Marie Villeza is passionate about connecting seniors with the resources they need to live happy, healthy lives. So she developed ElderImpact to provide seniors and their caregivers with resources and advice.

Friday, 5 January 2018

GUEST POST - The Wonderful Benefits of Aging in Place


The decision to age in place or enter a care facility is a deeply personal one, and a decision most seniors would prefer not to make. Unfortunately, a lack of preparation leads many elderly people to end up in a nursing home, assisted living facility, or continuing care retirement home when they become ill or injured. However, with some planning, many seniors can remain in their homes and enjoy the multitude of benefits that aging in place can bring.

Big Savings


The cost of living in a nursing home is high and rising.
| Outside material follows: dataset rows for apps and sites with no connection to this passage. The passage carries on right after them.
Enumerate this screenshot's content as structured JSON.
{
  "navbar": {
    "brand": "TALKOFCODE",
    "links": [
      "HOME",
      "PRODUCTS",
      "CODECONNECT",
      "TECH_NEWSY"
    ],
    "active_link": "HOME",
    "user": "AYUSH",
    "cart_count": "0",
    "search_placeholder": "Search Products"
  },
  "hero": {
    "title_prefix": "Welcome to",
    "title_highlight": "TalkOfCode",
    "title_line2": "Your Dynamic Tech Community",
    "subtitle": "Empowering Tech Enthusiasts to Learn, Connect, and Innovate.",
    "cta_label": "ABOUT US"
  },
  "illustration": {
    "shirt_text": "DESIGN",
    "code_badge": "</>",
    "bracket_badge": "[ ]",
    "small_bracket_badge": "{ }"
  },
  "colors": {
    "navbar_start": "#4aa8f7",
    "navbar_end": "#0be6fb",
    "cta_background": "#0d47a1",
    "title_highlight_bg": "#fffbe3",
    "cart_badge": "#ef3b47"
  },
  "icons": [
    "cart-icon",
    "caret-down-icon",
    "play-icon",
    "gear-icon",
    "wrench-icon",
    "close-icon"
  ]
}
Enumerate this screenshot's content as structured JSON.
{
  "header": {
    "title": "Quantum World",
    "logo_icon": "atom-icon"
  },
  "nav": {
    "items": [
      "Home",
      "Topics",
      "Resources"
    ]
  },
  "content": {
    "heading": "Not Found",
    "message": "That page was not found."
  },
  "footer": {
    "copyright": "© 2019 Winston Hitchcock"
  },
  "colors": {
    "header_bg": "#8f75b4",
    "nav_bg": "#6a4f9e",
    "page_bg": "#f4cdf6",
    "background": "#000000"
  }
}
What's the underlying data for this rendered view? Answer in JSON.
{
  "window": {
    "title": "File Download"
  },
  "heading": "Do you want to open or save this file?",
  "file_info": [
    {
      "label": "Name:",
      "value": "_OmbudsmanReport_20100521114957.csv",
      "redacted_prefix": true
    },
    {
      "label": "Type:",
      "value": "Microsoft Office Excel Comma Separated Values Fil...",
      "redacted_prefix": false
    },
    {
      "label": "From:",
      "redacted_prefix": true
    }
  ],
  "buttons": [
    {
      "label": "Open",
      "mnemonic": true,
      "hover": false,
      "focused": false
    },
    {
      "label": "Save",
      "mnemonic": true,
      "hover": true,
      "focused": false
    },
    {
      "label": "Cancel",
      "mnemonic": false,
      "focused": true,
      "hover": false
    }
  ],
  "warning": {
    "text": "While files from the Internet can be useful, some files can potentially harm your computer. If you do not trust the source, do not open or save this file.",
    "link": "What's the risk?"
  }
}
In 2013, a private room averaged $1,995 per month, or more than $23,000 annually; if you are in a larger city such as Ontario, you can expect to pay a minimum of  $1,819.53 per month (for basic accommodation), or close to $22,000 annually (based on rates as of July 2017). The current ceiling cost for a private bed in a newer long-term care home is $2,599.11 per month or close to $32,000.00 per year. Pair the cost with the fact that seniors now outnumber children, and the reality is that demand increasing at a much larger rate than supply. With some seniors remaining on waiting lists for years or more, the option to age in place becomes one that should be seriously considered in order to provide seniors with the immediate care they need.

Retained Independence


Staying independent is a big motivator for many seniors who wish to age in place. A senior who is accustomed to following her own schedule may experience significant emotional blowback when forced into the regimented meal times and social activities of a care facility. Maintaining a sense of autonomy can keep the elderly active and energized well into their twilight years.

A Familiar Environment


Seniors who have to move into a care facility must part with most of their possessions in order to adapt to a smaller living space. This can be upsetting for older people who have spent many years in their home, and may disorient seniors experiencing cognitive decline.

Community Connections


One of the greatest benefits of aging in place is being able to stay in a beloved community. Social isolation is one of the biggest threats to senior well-being, and has been correlated with  depression, cognitive decline, and repeated hospitalizations. When senior citizens age within their community, they retain access to existing social networks and support systems.


Aging at home also means that seniors are free to have visitors at their own discretion. Care facilities, on the other hand, often limit the hours that residents can have visitors as well as how long visitors can stay.

Cherished Companions


Pets offer valuable companionship to seniors, especially those who live alone, as they help keep them active and can even reduce depression. While some assisted living and continuing care retirement communities may allow small pets, most nursing homes do not. Having to part with a cherished pet can be emotionally devastating for older people and contribute to isolation and depression.

Reduced Illness Risk


Care facilities inevitably expose seniors to germs and illnesses not encountered at home. And since immune systems weaken with age, the elderly are more likely to face permanent disability or death from an infection or illness. While care facilities have on-site staff to deal with sickness, staff members may not necessarily be licensed nurses, and low staffing levels can lead to inadequate care. When a senior ages in place, home health aides can be brought into the home to provide one-on-one assistance in times of illness or disability.


While aging comes with a number of challenges, losing independence doesn’t have to be one of them. Many nursing home residents could be aging in place if only they had adequate supports at home and in the community. With proper planning, an accessible home, and health and social support networks, seniors can stay safe and comfortable in their homes longer than ever.

Post submitted by: Marie Villeza, Elderimpact.org
Marie Villeza is passionate about connecting seniors with the resources they need to live happy, healthy lives. So she developed ElderImpact to provide seniors and their caregivers with resources and advice.